  4.58 trillion yuan – When the People’s Bank of China released a report in the first half of last year to announce the credit figures for the first quarter, inflation expectations became more apparent. Under the pressure of inflation expectations, seeking asset preservation and appreciation has become a top priority for many homebuyers, especially investors. In addition to the funds of the investors, there are funds transferred from the physical industry. According to media reports, in October 2009, Cheng Siwei, former vice chairman of the Standing Committee of the National People’s Congress, said that 2.1 trillion credit funds did not enter the real economy, but entered the stock market and the property market.

  Japan’s “lost decade”

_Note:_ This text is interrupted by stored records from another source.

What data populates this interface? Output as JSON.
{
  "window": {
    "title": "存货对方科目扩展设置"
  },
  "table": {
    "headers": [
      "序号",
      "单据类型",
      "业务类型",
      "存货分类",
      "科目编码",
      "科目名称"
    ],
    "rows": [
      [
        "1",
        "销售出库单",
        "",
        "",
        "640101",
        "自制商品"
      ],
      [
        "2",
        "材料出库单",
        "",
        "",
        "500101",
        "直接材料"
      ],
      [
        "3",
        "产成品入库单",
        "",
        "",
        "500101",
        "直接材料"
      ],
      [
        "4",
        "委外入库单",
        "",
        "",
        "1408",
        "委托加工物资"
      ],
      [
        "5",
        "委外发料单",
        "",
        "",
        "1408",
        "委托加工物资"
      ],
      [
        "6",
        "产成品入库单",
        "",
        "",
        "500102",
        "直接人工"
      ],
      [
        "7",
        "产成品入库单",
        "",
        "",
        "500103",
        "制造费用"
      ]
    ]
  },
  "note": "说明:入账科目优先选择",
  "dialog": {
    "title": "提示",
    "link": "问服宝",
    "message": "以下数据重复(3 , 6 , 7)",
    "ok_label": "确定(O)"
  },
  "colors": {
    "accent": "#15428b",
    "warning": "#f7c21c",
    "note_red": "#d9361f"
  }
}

  The Japanese land price bubble, which began to accumulate in the 1970s and broke down in the early 1990s, is the longest-lasting real estate bubble in history. Its development is divided into four periods. 1. The bubble sprouting period: After the “Plaza Agreement” in 1985, the US dollar depreciated, and a large amount of international hot money entered the Japanese real estate industry, and house prices rose. 2. The emergence of the real estate bubble: The Japanese government has proposed a policy of domestic demand to lead economic growth. It has cut interest rates five times in a row and relaxed domestic financial regulation. Industries with slower industrial structure growth cannot absorb huge money supply, and large amounts of funds flow to real estate and stock markets. Soaring. Affected by the sudden rise in housing prices, a large number of Japanese have speculative speculation, and a huge real estate bubble has emerged. 3. Unprecedented real estate bubble: Land prices have soared vertically. In 1990, only the land price in Tokyo was equivalent to the total land price in the United States. 4. The bubble burst quickly: interest rates increased. After 1991, international capital was profited and then withdrawn. The Japanese real estate bubble, driven by foreign capital, quickly burst, and real estate prices plummeted. By 1993, the Japanese real estate industry had collapsed, individuals had gone bankrupt, and companies had closed down. The legacy of bad debts was as high as $600 billion.

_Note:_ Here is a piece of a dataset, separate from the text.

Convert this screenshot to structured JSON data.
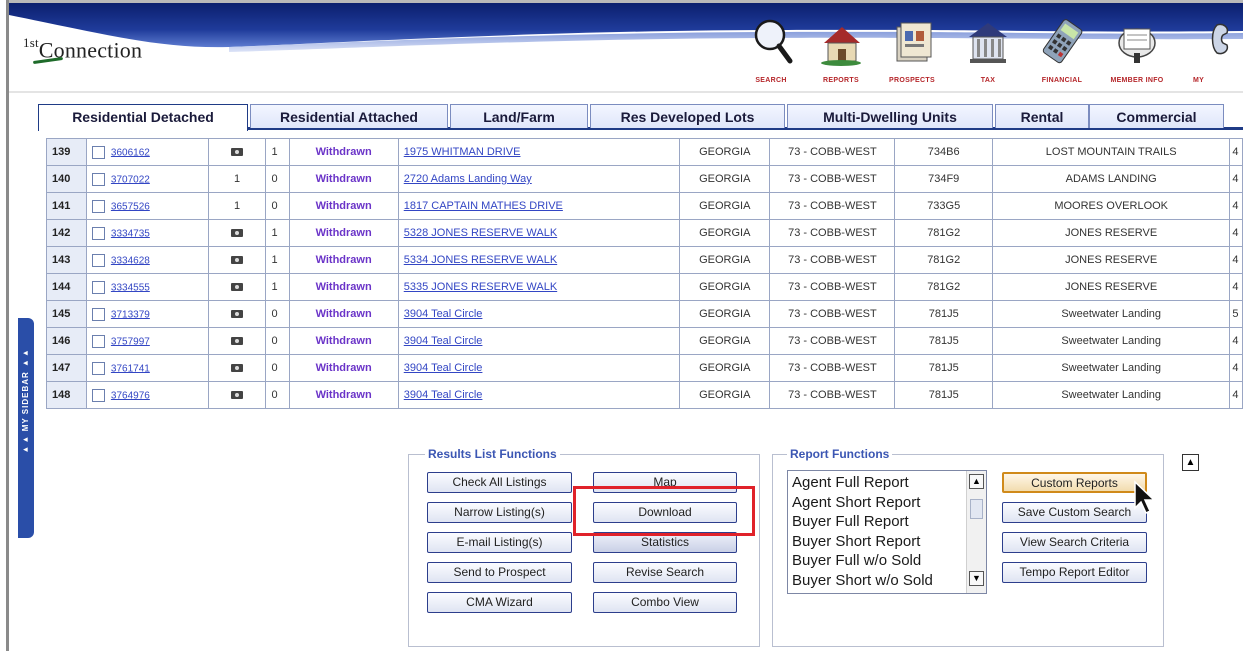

  In terms of the consequences, this real estate bubble not only hit the real estate industry in Japan, but also directly triggered a serious financial crisis. Affected by this, Japan ushered in the longest recession in history and fell into a depression and downturn for 15 years. People often call this real estate bubble “a further defeat in Japan after World War II” and regard the 1990s as Japan’s “lost decade.”

  The enthusiasm of “Dwelling House” reflects the public’s dissatisfaction with the soaring housing prices but no help. According to the 2010 Economic Blue Book published by the Chinese Academy of Social Sciences in December 2009, 85% of households in China are unable to buy a house. For some ordinary residents in large and medium-sized cities, the crazy high housing prices not only deprived the contemporary people of housing welfare, but also kidnapped the happy life of the three generations. Generally, young and middle-aged families buy houses, not only to take out all their savings, but also to expect parents of both sides to “support” the pensions that have been saved, and “old” has become a common phenomenon.

  Although the space for central government policy adjustment is very limited, it is necessary to quickly and steadily adjust the industry structure, establish a real estate development model combining marketization and non-marketization, and clarify the overall planning and coordination mechanism from the central departments to local governments, and improve the land. The reform of the supply system to the financial system, reform of the tax distribution system, and the liberation of local governments from the “land financial dependence.” Otherwise, China’s housing prices will not be able to get out of the “higher and higher” circle.